Wonderheads is inspired by ‘larval masks’ that, in turn, grew out of carnival masks from Basel, Switzerland. Google offered this definition of larval masks: “large, simple, geometric in shape, they amplify the actor’s gesture and movement forcing the performer to make clear, efficient physical choices. Like their namesake “larvae”, these are the foundation of beings, but are not fully formed.” Wonderheads takes larval masks, generally unpainted and unadorned, and embellishes them. Francis, for example, has a painted face and a froth of fuzzy red hair. The mask is larger than life making the performer’s body appear shrunken, foreshortened. Check this out: http://www.theater-masks.com/larval-masks. And while you’re at it, check out the Loon promo video: http://www.wonderheads.com/loon/
Perhaps because the concept – a man falling in love with the moon, taking it from the sky and then returning it – is pretty ‘out there’, I didn’t always follow what was going on. But judging from audience laughter, most were happy and able to follow along with Francis’s search for love.
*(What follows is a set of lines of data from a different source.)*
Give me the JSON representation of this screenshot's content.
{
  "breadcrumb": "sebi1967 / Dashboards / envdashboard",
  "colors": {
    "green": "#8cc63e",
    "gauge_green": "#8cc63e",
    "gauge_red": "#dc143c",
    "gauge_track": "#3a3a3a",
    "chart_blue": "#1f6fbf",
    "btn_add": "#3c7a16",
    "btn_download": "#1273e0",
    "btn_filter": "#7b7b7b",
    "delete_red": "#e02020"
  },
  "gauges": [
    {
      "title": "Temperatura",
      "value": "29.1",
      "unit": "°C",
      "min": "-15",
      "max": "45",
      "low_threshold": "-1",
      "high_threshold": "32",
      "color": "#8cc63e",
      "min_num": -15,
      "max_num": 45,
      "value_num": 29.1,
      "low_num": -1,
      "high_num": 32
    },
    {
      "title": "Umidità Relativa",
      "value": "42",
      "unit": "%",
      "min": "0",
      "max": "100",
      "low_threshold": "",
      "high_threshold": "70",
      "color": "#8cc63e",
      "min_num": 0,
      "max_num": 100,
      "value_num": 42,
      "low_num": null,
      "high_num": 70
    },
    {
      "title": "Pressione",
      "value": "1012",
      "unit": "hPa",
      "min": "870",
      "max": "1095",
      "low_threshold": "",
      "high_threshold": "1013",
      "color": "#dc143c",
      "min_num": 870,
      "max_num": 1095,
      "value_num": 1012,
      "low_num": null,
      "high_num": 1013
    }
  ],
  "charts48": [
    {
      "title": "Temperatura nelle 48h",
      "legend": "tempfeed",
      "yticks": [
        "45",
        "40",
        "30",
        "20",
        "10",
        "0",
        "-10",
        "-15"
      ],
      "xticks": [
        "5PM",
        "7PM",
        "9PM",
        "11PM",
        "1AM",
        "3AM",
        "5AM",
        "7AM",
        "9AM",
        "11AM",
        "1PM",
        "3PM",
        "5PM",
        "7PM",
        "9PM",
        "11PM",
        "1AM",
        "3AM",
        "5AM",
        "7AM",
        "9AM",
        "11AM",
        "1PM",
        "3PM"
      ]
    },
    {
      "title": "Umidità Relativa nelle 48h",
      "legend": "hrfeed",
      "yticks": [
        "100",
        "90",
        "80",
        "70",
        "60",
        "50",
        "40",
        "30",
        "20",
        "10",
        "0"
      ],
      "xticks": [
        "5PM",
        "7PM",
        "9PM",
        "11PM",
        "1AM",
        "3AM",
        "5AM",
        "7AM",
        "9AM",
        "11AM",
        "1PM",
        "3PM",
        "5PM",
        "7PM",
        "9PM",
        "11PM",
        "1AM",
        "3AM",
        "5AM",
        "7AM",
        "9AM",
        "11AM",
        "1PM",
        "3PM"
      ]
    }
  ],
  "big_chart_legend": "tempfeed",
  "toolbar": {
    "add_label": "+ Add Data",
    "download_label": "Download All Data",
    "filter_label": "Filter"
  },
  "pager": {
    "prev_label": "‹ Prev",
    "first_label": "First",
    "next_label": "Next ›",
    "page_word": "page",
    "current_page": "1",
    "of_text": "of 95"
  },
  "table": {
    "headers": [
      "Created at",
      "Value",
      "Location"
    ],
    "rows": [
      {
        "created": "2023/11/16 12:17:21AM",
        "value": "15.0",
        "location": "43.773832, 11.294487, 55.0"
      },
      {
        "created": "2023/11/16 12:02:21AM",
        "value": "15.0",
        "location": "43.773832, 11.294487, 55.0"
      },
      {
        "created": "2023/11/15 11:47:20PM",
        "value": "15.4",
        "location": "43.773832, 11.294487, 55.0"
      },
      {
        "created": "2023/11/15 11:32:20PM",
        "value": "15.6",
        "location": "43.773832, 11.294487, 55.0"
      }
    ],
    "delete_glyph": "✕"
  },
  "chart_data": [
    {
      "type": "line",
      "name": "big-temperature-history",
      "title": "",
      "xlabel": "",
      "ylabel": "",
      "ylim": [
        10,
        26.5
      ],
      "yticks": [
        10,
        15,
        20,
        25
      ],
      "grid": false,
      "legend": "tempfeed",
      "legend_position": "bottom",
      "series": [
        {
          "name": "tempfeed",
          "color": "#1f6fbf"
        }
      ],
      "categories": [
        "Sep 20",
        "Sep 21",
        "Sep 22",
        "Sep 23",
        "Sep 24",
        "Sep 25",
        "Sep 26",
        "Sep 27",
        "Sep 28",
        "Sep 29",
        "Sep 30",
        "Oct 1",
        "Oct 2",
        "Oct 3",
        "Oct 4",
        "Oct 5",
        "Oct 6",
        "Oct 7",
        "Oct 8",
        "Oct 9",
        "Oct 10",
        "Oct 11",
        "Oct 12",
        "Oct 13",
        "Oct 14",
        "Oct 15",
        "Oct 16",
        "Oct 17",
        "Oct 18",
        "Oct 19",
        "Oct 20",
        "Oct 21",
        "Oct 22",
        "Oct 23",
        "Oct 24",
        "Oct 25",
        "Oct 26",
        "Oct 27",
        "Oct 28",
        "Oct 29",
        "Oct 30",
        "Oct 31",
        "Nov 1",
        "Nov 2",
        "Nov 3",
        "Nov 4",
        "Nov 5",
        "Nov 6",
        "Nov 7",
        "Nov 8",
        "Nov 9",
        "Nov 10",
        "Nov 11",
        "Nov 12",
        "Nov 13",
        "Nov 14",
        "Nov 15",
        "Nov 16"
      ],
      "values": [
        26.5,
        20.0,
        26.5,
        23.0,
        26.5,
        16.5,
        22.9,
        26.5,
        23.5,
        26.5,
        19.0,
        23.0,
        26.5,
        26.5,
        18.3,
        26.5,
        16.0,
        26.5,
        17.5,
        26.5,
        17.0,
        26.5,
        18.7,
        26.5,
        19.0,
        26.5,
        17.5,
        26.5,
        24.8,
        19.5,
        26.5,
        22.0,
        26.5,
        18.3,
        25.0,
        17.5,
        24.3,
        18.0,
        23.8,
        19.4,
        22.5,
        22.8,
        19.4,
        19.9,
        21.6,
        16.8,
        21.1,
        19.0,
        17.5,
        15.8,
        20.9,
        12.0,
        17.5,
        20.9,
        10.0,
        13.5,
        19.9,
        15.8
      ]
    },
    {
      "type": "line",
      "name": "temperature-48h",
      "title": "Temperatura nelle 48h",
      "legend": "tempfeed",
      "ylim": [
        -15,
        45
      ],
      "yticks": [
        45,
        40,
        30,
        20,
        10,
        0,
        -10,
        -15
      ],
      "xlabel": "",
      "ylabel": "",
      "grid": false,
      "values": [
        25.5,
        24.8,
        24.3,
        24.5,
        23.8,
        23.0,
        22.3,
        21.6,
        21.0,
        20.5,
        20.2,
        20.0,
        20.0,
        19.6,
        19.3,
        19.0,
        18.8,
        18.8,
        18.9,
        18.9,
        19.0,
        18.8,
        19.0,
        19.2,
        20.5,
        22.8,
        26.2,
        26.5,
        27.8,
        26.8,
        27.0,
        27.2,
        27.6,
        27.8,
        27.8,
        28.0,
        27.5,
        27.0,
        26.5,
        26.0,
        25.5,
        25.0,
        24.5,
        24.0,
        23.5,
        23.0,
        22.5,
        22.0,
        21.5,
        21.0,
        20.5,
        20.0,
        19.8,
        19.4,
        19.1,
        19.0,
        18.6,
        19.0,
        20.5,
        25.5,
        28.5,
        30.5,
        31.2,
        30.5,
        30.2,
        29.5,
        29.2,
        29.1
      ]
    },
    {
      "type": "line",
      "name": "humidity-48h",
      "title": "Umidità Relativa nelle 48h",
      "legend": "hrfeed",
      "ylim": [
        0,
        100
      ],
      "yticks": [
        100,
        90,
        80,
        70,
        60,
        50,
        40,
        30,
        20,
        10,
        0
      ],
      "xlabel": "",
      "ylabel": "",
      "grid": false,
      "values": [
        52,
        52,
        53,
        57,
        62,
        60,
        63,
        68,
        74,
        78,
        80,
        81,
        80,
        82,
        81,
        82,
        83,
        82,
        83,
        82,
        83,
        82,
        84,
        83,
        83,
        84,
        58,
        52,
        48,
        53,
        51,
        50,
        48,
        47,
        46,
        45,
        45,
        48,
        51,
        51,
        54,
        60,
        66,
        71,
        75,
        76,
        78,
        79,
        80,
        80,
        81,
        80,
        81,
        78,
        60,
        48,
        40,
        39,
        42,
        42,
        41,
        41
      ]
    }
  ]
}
Had I read the program notes beforehand, I might have enjoyed the show more.
An ingenious prop is a suitcase which, when opened reveals a telephone, an alarm clock, Francis’s mother’s ashes and a small radio: in short, this is Francis’s life-in-a-box. Bachelor #378 in some kind of telephone dating scheme, Francis checks the phone expectantly but always gets the same recorded message, “No new messages” until one day he hears, “You have a date”. After being stood up, Francis despairs but, amazingly, then falls in love with the moon. That’s when Loon lost me.
Why Loon? Is Francis loony? Or maybe lune-y? Or one loonie short of buying a better haircut and pants that fit? Or is he just a sad old guy who falls in love and has a hard time letting it go when it doesn’t work out?
Loon’s many awards include Critics Choice Award, Patron’s Pick, Best Original Work, Best Female Performance – all in Orlando – and a load of other awards in both Vancouver and Edmonton.
Long on charm, long on skill and technique, Loon will charm all children and some adults. It just didn’t send me over the moon.